WHAT NEEDS TO BE DONE -
Go through the records, and copy each line in which the string "Regularly" is present.
** Opening TASK INPUT block **
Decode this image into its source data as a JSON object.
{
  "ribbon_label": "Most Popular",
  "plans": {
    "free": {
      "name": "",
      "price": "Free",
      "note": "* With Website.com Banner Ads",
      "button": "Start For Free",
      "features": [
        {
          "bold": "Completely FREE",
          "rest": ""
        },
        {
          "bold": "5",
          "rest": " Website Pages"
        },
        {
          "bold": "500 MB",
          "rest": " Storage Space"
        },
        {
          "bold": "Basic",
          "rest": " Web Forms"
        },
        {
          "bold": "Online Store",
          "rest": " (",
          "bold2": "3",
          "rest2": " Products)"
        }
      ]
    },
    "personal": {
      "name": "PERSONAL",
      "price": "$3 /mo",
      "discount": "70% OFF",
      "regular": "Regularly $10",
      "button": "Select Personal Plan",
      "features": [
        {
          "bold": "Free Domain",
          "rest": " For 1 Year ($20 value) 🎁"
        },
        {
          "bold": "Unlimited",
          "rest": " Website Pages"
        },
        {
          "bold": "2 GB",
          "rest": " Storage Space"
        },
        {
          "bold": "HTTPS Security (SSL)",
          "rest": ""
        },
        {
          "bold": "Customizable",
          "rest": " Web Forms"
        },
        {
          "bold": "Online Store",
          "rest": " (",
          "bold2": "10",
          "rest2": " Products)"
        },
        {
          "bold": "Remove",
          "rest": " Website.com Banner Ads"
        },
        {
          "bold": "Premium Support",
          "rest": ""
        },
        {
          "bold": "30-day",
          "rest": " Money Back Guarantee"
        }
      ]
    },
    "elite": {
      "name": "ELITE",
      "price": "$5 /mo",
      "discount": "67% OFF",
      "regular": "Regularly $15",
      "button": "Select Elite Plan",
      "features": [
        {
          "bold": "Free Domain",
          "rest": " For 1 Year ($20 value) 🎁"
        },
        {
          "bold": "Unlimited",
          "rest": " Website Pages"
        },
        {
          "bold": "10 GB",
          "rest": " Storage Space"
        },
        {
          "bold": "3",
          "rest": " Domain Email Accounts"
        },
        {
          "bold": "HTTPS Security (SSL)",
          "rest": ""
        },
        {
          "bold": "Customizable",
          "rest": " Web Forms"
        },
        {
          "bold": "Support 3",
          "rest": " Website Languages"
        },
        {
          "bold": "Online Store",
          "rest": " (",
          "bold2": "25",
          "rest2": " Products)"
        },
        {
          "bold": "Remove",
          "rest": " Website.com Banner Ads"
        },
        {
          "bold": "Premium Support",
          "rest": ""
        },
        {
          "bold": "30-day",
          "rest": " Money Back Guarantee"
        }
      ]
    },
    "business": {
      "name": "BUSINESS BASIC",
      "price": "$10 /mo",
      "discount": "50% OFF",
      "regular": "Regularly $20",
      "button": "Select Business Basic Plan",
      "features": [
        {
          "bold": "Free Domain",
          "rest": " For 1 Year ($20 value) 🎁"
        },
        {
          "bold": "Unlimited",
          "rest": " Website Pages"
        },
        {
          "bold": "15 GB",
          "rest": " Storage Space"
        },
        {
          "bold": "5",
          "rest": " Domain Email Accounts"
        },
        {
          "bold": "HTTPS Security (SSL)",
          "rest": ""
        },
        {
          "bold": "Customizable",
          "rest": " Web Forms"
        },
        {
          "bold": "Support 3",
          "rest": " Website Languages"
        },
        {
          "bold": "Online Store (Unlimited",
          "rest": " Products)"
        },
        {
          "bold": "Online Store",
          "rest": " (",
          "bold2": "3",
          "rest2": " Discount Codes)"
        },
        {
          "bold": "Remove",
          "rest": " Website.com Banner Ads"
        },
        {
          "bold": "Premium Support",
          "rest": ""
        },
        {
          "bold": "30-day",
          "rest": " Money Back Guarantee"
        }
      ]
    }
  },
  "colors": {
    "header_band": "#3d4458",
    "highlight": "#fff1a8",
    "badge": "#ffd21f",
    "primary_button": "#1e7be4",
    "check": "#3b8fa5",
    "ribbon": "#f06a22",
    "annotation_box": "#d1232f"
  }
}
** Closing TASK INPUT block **
RESULT FOR THIS EXERCISE -
      "regular": "Regularly $10",
      "regular": "Regularly $15",
      "regular": "Regularly $20",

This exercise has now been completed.